Ireland can put Austria out of the World Cup equation
Encouraging performance against Sweden shows what Trapattoni’s Ireland are capable of
My first ever international as a supporter was a glorious 3-2 win over Austria in October, 1963. Well, at least that’s how I remember that magical occasion, not least because I viewed Ireland ’s third goal, a penalty by Noel Cantwell, from a position almost on the pitch along with hundreds of small boys. We’d wormed our way through the broken wire fence at the tramway end of Dalymount and escaped the almost suffocating crowd on the terraced steps behind the goal.
Sadly, tonight’s game will be played in the more sterile atmosphere of our new stadium, which intimidates nobody and has yet to become an advantageous home.
But Friday’s encouraging performance has given us real hope this team can get its act together in the remaining group games. Until then, Sweden appeared to be our main threat for a play-off place, but their performance against us was more akin to the one in the Faroes, when they scraped a 2-1 win, than their extraordinary draw in Berlin.
Meanwhile, Austria have crept in to the picture, having taken just a point from their first two games, after two very solid home wins and 10 goals. They have been quite successful at underage level over the last 10 years, with many talented players now emerging in the national team. But just like us, they need time to get the blend correct.
I mention this because I sense an overconfidence about tonight’s game that concerns me. We’ve had a succession of awful performances both home and away in competitive games, only rescued by competence in the Faroes and Friday’s encouraging performance.
Will the the selection of Glenn Whelan ahead of Paul Green help? I’m not so sure because Green was more mobile and dynamic than Whelan in his two appearances this year. We were at our best in the second half against Poland when Green joined James McCarthy in midfield, in place of Whelan, Wes Hoolahan coming in to the fray after 60 minutes to ensure dominance and creativity.
Once again, our challenge will be to gain control of the midfield area, where we have frequently been outplayed in the Trapattoni era.
Many have been dismissive of Robbie Keane ’s contribution against Sweden, but for me, his performance was vital to the success of the game-plan. We were never outnumbered in midfield, for a change, and his persistent pressing of the nearest Swedish player in possession totally upset their rhythm. Of course he was less effective as a striker, but that was due mainly to his responsibility deeper on the pitch. His replacement tonight, Conor Sammon, will not play the same role, but it’s essential someone does.
With David Alaba, the excellent Bayern Munich left back who plays as a central midfield player for Austria, capable of directing operations from deep, Shane Long needs to put early pressure on him without McCarthy or Whelan leaving their positions and providing holes for exploitation. But he had this responsibility against Greece and wasn’t disciplined or consistent in his application.
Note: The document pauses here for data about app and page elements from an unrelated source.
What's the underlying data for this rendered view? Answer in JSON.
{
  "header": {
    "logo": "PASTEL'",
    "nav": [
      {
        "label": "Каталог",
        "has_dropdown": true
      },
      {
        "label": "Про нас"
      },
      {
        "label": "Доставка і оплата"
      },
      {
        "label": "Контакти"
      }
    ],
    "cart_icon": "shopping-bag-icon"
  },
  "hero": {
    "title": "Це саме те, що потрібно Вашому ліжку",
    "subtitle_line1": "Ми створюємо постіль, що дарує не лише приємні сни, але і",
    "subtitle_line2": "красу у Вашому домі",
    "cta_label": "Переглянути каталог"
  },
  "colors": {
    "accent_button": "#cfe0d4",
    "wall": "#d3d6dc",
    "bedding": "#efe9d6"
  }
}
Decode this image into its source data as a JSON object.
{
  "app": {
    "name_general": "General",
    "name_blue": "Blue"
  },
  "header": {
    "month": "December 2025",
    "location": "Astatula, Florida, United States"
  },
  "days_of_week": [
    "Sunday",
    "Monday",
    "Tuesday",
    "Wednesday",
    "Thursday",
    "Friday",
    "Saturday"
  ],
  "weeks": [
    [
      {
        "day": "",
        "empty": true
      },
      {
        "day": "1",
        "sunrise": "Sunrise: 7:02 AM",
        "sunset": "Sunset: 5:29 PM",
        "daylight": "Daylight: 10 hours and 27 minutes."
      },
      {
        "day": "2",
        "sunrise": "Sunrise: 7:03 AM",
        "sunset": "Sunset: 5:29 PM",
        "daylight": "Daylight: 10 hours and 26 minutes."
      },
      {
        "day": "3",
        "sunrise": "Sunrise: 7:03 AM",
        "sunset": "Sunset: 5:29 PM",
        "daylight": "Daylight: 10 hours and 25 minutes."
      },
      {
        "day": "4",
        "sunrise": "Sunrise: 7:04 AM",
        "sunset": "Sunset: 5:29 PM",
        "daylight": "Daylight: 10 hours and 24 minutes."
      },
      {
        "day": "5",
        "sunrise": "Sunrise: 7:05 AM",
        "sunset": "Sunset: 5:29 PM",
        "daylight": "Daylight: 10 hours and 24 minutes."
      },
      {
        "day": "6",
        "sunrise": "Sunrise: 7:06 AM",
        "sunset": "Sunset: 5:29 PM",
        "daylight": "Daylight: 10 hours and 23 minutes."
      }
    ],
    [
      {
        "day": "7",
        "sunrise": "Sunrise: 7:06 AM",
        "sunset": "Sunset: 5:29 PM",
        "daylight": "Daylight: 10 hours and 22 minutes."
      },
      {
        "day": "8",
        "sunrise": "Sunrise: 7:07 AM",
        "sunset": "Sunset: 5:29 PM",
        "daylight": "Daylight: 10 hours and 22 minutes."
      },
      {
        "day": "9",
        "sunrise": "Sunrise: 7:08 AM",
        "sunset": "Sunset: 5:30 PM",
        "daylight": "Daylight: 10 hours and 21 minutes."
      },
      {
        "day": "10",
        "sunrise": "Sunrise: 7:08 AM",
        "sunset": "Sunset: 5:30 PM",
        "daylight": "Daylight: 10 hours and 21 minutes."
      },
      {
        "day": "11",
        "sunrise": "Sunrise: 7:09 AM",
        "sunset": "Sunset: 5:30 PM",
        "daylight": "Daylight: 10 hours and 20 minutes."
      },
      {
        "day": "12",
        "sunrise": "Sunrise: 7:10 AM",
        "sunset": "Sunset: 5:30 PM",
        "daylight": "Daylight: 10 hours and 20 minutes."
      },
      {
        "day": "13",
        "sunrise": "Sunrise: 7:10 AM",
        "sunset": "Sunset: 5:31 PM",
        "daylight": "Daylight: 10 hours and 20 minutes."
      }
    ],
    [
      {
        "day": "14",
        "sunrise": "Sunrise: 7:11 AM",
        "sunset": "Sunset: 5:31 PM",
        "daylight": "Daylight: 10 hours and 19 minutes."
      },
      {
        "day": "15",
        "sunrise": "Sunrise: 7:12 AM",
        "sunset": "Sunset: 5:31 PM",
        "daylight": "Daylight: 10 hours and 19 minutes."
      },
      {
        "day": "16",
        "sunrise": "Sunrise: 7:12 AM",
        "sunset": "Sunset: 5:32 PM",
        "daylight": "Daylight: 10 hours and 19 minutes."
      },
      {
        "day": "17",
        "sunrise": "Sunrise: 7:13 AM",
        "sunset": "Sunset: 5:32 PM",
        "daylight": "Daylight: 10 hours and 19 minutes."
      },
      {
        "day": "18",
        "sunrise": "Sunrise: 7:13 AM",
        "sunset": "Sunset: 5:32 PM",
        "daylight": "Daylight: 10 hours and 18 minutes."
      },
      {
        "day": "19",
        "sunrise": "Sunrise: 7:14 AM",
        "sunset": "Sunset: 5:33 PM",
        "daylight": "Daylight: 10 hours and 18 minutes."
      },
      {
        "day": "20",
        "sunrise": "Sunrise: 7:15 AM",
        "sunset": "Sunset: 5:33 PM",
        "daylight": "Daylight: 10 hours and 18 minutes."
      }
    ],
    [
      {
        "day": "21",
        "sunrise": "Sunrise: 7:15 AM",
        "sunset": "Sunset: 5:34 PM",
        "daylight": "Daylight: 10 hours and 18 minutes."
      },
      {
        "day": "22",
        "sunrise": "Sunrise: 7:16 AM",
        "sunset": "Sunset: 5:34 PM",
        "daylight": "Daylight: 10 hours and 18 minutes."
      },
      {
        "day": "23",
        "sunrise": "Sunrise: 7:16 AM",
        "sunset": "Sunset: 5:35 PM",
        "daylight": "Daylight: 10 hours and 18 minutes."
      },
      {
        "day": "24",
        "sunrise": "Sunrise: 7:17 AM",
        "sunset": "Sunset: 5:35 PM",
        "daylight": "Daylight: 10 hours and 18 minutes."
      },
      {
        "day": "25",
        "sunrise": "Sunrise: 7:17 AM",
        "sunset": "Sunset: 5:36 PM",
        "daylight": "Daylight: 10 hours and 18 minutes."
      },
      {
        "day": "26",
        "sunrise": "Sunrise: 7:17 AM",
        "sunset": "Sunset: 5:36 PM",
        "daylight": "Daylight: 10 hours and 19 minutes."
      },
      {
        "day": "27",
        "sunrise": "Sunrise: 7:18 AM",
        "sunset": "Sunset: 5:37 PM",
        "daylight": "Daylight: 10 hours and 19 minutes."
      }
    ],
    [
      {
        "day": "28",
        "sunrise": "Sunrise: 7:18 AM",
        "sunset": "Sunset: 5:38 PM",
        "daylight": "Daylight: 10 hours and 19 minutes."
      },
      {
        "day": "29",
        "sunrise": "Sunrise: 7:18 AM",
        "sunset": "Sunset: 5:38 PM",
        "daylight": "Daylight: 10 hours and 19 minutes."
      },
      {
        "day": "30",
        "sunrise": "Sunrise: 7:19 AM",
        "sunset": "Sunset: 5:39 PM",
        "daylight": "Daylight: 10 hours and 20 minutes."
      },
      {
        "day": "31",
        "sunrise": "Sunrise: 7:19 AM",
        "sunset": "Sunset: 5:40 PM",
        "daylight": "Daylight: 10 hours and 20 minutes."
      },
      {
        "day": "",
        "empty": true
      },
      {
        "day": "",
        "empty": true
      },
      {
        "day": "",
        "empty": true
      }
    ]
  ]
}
Hoolahan is ideal for that role, he can link the play and create beautifully, but, as with Robbie Brady, Trapattoni doesn’t really trust him, yet.
While the Keane change is enforced, Sammon’s selection is a strange one. While I have admired his progress through the years, his all-round game against Poland did not convince me he’s ready, or a better option as a front man than the others available, including Kevin Doyle and Jonathan Walters.
But after two high tempo games so close together a couple of fresh players in the line-up is a good idea. It’s especially important that the midfield and attackers can play with the same intensity that we saw in Stockholm. Remember, Austria’s game on Friday against the Faroes was a doddle.
To some degree, there was a siege mentality for several of the players in that game. Marc Wilson, Séamus Coleman, Ciarán Clark, James McClean, Green, Long and McCarthy have all had reason to feel unloved or disrespected by the coach in recent times, but, at one stage or another, they’ve all produced the goods – so maybe Trap’s irrational attempts at psychology have worked. I’m more inclined to believe he’s fallen across the right team through the absence of his regulars, the disastrous form of others against Germany, and his attendance at the odd match, for a change.
The chance is there tonight to put Austria out of the equation. I would love to see the team go for it, with a mix of Trap’s caution and a natural Irish high intensity attacking game. We showed against Sweden we’re much more effective when the emphasis is on passing, rather than rushing the long ball to the big front man. Let’s hope we continue with that method.
Friday’s display suggests a new era and a less straitjacketed shape and style. I really hope that continues for the overall good of the game, the team and the fans because a huge part of the reason for a less than full stadium of late, and a largely voiceless support, has been the boring football presented by Trapattoni’s team.
Wouldn’t it be great if, 50 years from now, the kids attending their first game tonight would still be waxing lyrical about the magical occasion that was their debut international against Austria?